It's one of the most recognized historic buildings in Hancock County.
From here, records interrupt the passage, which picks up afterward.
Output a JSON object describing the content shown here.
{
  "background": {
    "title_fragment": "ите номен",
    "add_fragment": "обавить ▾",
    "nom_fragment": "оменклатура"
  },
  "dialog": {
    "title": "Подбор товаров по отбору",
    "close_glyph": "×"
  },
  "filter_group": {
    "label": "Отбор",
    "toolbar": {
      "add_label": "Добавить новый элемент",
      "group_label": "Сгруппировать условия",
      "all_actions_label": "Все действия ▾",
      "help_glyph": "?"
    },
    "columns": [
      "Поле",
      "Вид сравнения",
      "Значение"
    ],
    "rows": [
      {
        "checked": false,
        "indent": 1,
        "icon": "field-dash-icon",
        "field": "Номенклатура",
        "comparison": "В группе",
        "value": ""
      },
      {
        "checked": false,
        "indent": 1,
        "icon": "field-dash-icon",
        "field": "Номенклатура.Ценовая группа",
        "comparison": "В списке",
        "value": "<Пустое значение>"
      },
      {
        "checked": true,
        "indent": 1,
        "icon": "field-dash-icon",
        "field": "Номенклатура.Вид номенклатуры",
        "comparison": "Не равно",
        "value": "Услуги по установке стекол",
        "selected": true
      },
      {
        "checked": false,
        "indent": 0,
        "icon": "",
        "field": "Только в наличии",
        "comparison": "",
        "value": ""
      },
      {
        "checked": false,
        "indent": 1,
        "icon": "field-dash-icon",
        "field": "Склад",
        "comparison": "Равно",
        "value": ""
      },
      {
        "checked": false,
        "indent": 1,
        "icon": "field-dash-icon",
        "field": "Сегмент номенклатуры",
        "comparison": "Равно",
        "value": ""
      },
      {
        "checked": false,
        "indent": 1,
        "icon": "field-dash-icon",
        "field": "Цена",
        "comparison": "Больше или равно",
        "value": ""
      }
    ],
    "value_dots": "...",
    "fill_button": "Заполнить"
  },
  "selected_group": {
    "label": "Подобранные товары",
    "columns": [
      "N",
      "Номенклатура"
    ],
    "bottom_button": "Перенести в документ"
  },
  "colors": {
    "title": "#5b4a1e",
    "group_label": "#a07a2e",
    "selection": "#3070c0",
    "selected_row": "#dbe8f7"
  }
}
Built in 1910, for just $25,000, the Hancock County Courthouse is a symbol of pride and fond memories.
"The courthouse is the heart and soul of downtown Bay St. Louis and of the city and county," Circuit Clerk Pam Metzler said. "It just means a lot to me and to everybody, and it just can't continue to sit there and deteriorate."
But two years after Katrina, plywood still covers doors and windows.
Edward Wikoff is one of the architects working on the restoration and expansion project.
"There's never been a question as to whether or not this building would be restored," Wikoff said. "The addition will roughly double the size of the original building, so you're looking at, in the end, about 16,000 square feet of space."
But the current expansion plan calls for demolishing this area in the back, which was added on in the 1930s. The structure once served as the Hancock County Jail, and the State Department of Archives and History wants it saved.
"So the desire of Archives and History to keep that building there has caused us to revisit some issues with the design and has caused some minor delays in terms of the progress," Wikoff said.
Wikoff said incorporating the old jail into the expansion would take a minimum of six months to design and get approval from county leaders and historians.
County leaders have scheduled a meeting with the Department of Archives and History next week to discuss their options in hopes of preventing any further delays.